* _EXERCISE AIM_
All lines of the listing below must be reproduced character for character.

* _RECORDS PROVIDED_
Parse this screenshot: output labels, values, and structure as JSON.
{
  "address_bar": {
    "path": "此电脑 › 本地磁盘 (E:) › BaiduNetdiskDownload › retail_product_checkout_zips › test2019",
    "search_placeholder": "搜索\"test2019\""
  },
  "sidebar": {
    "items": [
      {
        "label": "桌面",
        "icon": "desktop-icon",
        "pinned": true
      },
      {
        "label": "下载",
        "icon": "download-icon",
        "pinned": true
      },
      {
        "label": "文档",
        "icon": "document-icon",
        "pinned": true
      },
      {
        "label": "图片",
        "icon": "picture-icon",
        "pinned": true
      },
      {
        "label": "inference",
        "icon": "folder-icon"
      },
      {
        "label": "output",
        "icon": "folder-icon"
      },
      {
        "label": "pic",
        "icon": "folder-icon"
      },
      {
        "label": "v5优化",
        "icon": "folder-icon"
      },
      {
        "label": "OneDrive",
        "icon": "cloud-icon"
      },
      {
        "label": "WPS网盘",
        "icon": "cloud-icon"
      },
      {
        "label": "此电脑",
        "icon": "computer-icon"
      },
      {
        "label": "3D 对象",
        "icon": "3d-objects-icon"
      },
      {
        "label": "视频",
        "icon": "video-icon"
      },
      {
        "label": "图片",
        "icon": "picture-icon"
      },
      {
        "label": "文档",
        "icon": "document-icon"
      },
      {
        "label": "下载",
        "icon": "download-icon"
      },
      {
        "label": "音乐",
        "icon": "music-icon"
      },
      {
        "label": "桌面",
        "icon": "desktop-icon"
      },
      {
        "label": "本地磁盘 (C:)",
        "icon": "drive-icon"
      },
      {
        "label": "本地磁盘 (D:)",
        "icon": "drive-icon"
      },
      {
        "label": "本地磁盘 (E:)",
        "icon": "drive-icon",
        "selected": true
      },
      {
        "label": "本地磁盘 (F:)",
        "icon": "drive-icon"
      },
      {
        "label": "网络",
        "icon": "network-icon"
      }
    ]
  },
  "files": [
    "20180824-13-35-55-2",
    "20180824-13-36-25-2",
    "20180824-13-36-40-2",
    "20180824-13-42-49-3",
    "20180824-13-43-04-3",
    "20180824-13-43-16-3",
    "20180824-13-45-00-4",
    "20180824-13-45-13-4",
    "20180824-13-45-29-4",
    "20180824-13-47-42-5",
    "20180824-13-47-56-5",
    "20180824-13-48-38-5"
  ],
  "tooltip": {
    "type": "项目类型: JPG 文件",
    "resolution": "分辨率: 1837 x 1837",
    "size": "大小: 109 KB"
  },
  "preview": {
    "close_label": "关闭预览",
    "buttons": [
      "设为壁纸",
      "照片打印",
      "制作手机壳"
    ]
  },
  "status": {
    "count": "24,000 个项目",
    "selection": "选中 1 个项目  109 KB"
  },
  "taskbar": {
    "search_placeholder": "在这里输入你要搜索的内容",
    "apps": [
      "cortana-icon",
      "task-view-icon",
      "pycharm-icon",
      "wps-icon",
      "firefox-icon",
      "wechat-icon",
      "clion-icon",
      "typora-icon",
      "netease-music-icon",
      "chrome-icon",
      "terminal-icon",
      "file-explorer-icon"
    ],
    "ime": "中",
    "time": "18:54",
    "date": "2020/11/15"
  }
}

* _YOUR RESPONSE_
Parse this screenshot: output labels, values, and structure as JSON.
{
  "address_bar": {
    "path": "此电脑 › 本地磁盘 (E:) › BaiduNetdiskDownload › retail_product_checkout_zips › test2019",
    "search_placeholder": "搜索\"test2019\""
  },
  "sidebar": {
    "items": [
      {
        "label": "桌面",
        "icon": "desktop-icon",
        "pinned": true
      },
      {
        "label": "下载",
        "icon": "download-icon",
        "pinned": true
      },
      {
        "label": "文档",
        "icon": "document-icon",
        "pinned": true
      },
      {
        "label": "图片",
        "icon": "picture-icon",
        "pinned": true
      },
      {
        "label": "inference",
        "icon": "folder-icon"
      },
      {
        "label": "output",
        "icon": "folder-icon"
      },
      {
        "label": "pic",
        "icon": "folder-icon"
      },
      {
        "label": "v5优化",
        "icon": "folder-icon"
      },
      {
        "label": "OneDrive",
        "icon": "cloud-icon"
      },
      {
        "label": "WPS网盘",
        "icon": "cloud-icon"
      },
      {
        "label": "此电脑",
        "icon": "computer-icon"
      },
      {
        "label": "3D 对象",
        "icon": "3d-objects-icon"
      },
      {
        "label": "视频",
        "icon": "video-icon"
      },
      {
        "label": "图片",
        "icon": "picture-icon"
      },
      {
        "label": "文档",
        "icon": "document-icon"
      },
      {
        "label": "下载",
        "icon": "download-icon"
      },
      {
        "label": "音乐",
        "icon": "music-icon"
      },
      {
        "label": "桌面",
        "icon": "desktop-icon"
      },
      {
        "label": "本地磁盘 (C:)",
        "icon": "drive-icon"
      },
      {
        "label": "本地磁盘 (D:)",
        "icon": "drive-icon"
      },
      {
        "label": "本地磁盘 (E:)",
        "icon": "drive-icon",
        "selected": true
      },
      {
        "label": "本地磁盘 (F:)",
        "icon": "drive-icon"
      },
      {
        "label": "网络",
        "icon": "network-icon"
      }
    ]
  },
  "files": [
    "20180824-13-35-55-2",
    "20180824-13-36-25-2",
    "20180824-13-36-40-2",
    "20180824-13-42-49-3",
    "20180824-13-43-04-3",
    "20180824-13-43-16-3",
    "20180824-13-45-00-4",
    "20180824-13-45-13-4",
    "20180824-13-45-29-4",
    "20180824-13-47-42-5",
    "20180824-13-47-56-5",
    "20180824-13-48-38-5"
  ],
  "tooltip": {
    "type": "项目类型: JPG 文件",
    "resolution": "分辨率: 1837 x 1837",
    "size": "大小: 109 KB"
  },
  "preview": {
    "close_label": "关闭预览",
    "buttons": [
      "设为壁纸",
      "照片打印",
      "制作手机壳"
    ]
  },
  "status": {
    "count": "24,000 个项目",
    "selection": "选中 1 个项目  109 KB"
  },
  "taskbar": {
    "search_placeholder": "在这里输入你要搜索的内容",
    "apps": [
      "cortana-icon",
      "task-view-icon",
      "pycharm-icon",
      "wps-icon",
      "firefox-icon",
      "wechat-icon",
      "clion-icon",
      "typora-icon",
      "netease-music-icon",
      "chrome-icon",
      "terminal-icon",
      "file-explorer-icon"
    ],
    "ime": "中",
    "time": "18:54",
    "date": "2020/11/15"
  }
}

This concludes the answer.